I am also including an assignment I created for an 11th grade English class preparing to read Huckleberry Finn . This assignment encourages students to consider with respect the often-repeated concern about the book’s harshly racist language, while considering that criticism in light of the educational value and intellectual freedom issues involved. The assignment shows that my ability to articulate the foundational values of our profession supports my instruction as a teacher librarian.
Finally, competence in supporting foundational values requires thorough knowledge of the legal issues which may affect choices, restrictions, and privacy in libraries. I submit as evidence of my competence in this area a paper also written for Susan Maret’s Library 200 class. In the paper I show my understanding of the 1982 Supreme Court Pico decision, which continues to carve out some protected space for personal student use of school libraries even in these post—CIPA days. My overview and analysis of a substantial article demonstrates my ability to apply the foundational values of the profession to the complex realities of current legal parameters.
[As education for the public good is an underlying principal of our foundational values, I also plan to submit as evidence of my competence the program I am creating for Banned Books Week in the end of September 2010.]
American Library Association (2007, May 31). Especially for young people and their parents. Retrieved from http://www.ala.org/ala/aboutala/offices/oif/foryoungpeople/childrenparents/especiallychildren.cfm
American LibraryAssociation (2010).Intellectual freedom. Retrieved from http://www.ala.org/ala/aboutala/governance/policymanual/updatedpolicymanual/section2/53intellfreedom.cfm#53.2
American Library Association Council (2002, June 19). “Privacy: an interpretation of the library bill of rights”. In Intellectual Freedom. Retrieved from http://www.ala.org/ala/issuesadvocacy/intfreedom/librarybill/interpretations/privacy.cfm
American Library Association Council (2004 June 29). Core Values of Librarianship. Retrieved from http://www.ala.org/ala/aboutala/offices/oif/statementspols/corevaluesstatement/corevalues.cfm

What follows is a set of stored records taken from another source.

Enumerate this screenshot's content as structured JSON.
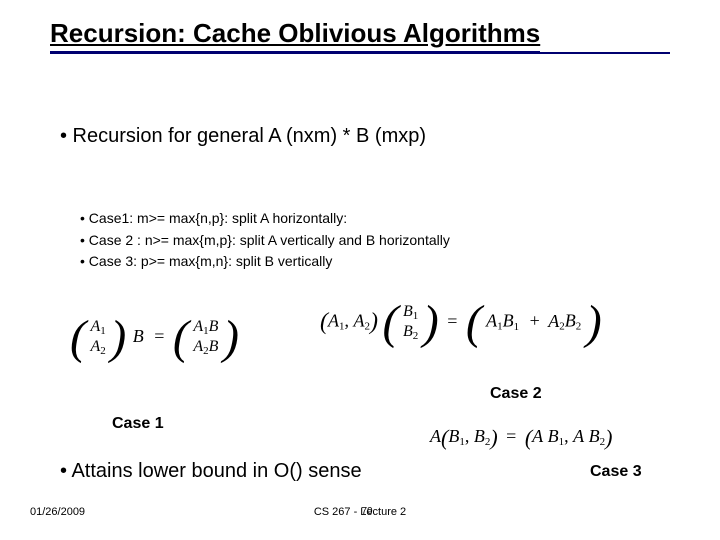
{
  "title": "Recursion: Cache Oblivious Algorithms",
  "main_bullet": "• Recursion for general A (nxm) * B (mxp)",
  "cases": {
    "c1": "•  Case1: m>= max{n,p}: split A horizontally:",
    "c2": "•  Case 2 : n>= max{m,p}: split A vertically and B horizontally",
    "c3": "•  Case 3: p>= max{m,n}: split B vertically"
  },
  "labels": {
    "case1": "Case 1",
    "case2": "Case 2",
    "case3": "Case 3"
  },
  "lower_bullet": "• Attains lower bound in O() sense",
  "footer": {
    "date": "01/26/2009",
    "center": "CS 267 - Lecture 2",
    "page": "70"
  },
  "math": {
    "A1": "A",
    "A1s": "1",
    "A2": "A",
    "A2s": "2",
    "B": "B",
    "eq": "=",
    "A1B": "A",
    "A1Bs": "1",
    "A2B": "A",
    "A2Bs": "2",
    "B1": "B",
    "B1s": "1",
    "B2": "B",
    "B2s": "2",
    "comma": ",",
    "plus": "+",
    "lpar": "(",
    "rpar": ")",
    "eq3_lhs_A": "A",
    "eq3_lhs_B1": "B",
    "eq3_lhs_B1s": "1",
    "eq3_lhs_B2": "B",
    "eq3_lhs_B2s": "2",
    "eq3_rhs_AB1_A": "A",
    "eq3_rhs_AB1_B": "B",
    "eq3_rhs_AB1_s": "1",
    "eq3_rhs_AB2_A": "A",
    "eq3_rhs_AB2_B": "B",
    "eq3_rhs_AB2_s": "2"
  }
}
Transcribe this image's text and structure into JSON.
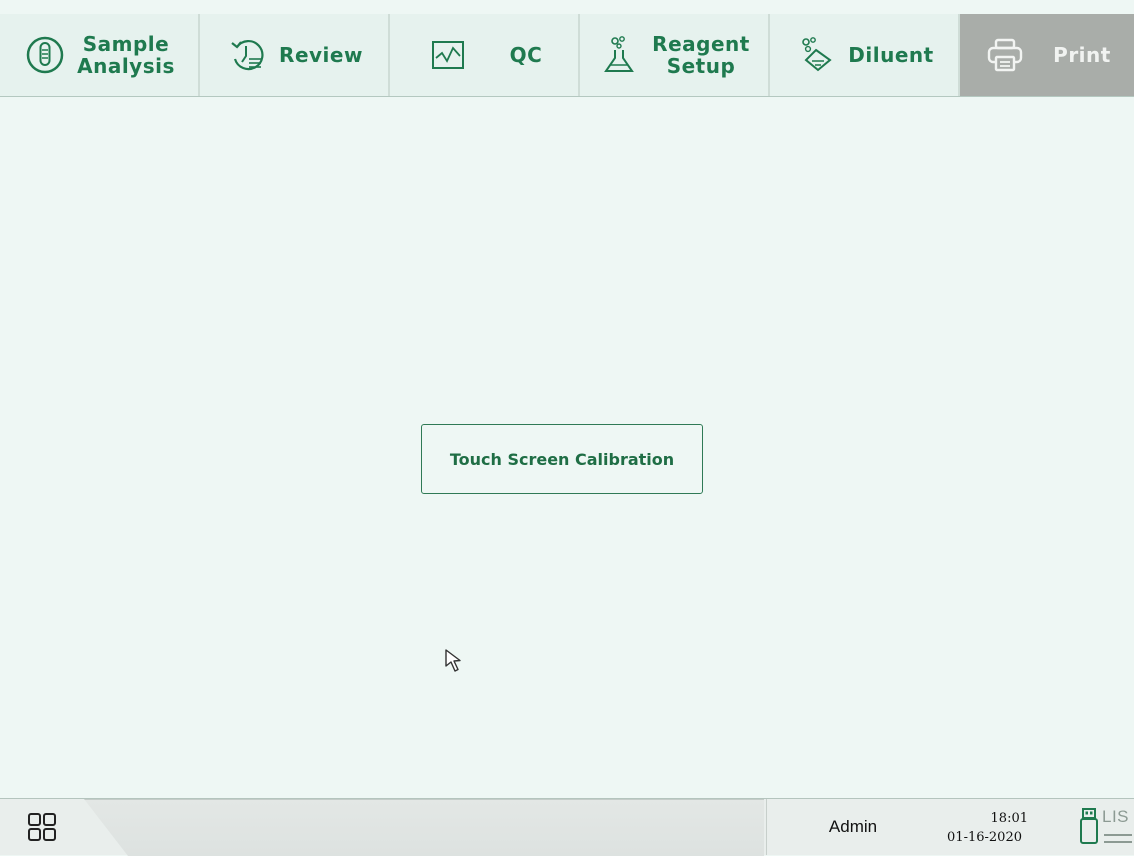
{
  "topbar": {
    "tabs": [
      {
        "label": "Sample\nAnalysis",
        "icon": "sample-tube-icon"
      },
      {
        "label": "Review",
        "icon": "review-history-icon"
      },
      {
        "label": "QC",
        "icon": "qc-chart-icon"
      },
      {
        "label": "Reagent\nSetup",
        "icon": "reagent-flask-icon"
      },
      {
        "label": "Diluent",
        "icon": "diluent-icon"
      },
      {
        "label": "Print",
        "icon": "printer-icon",
        "disabled": true
      }
    ]
  },
  "main": {
    "calibration_button": "Touch Screen Calibration"
  },
  "statusbar": {
    "user": "Admin",
    "time": "18:01",
    "date": "01-16-2020",
    "lis_label": "LIS"
  },
  "colors": {
    "accent": "#1f7a4f",
    "background": "#eef7f4",
    "tab_background": "#e6f2ee",
    "disabled_tab": "#a9ada9"
  }
}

American Library Association Council & The Association of American Publishers Freedom to Read Committee (2004, June 30). The Freedom to read statement. Retrieved from http://www.ala.org/ala/aboutala/offices/oif/statementspols/ftrstatement/freedomreadstatement.cfm
American Library Association Council (2009, July 15). Minors and Internet interactivity: An interpretation of the library bill of rights. Retrieved from http://www.ala.org/ala/issuesadvocacy/intfreedom/librarybill/interpretations/minorsinternetinteractivity.cfm
Chatanooga-Hamilton County Bicentennial Library (2009). Internet guidelines. Retrieved from http://www.lib.chattanooga.gov/internet.html
Sonoma County Library (2008). Internet access policy. Retrieved from http://www.sonomalibrary.org/libinfo/policies/policy.html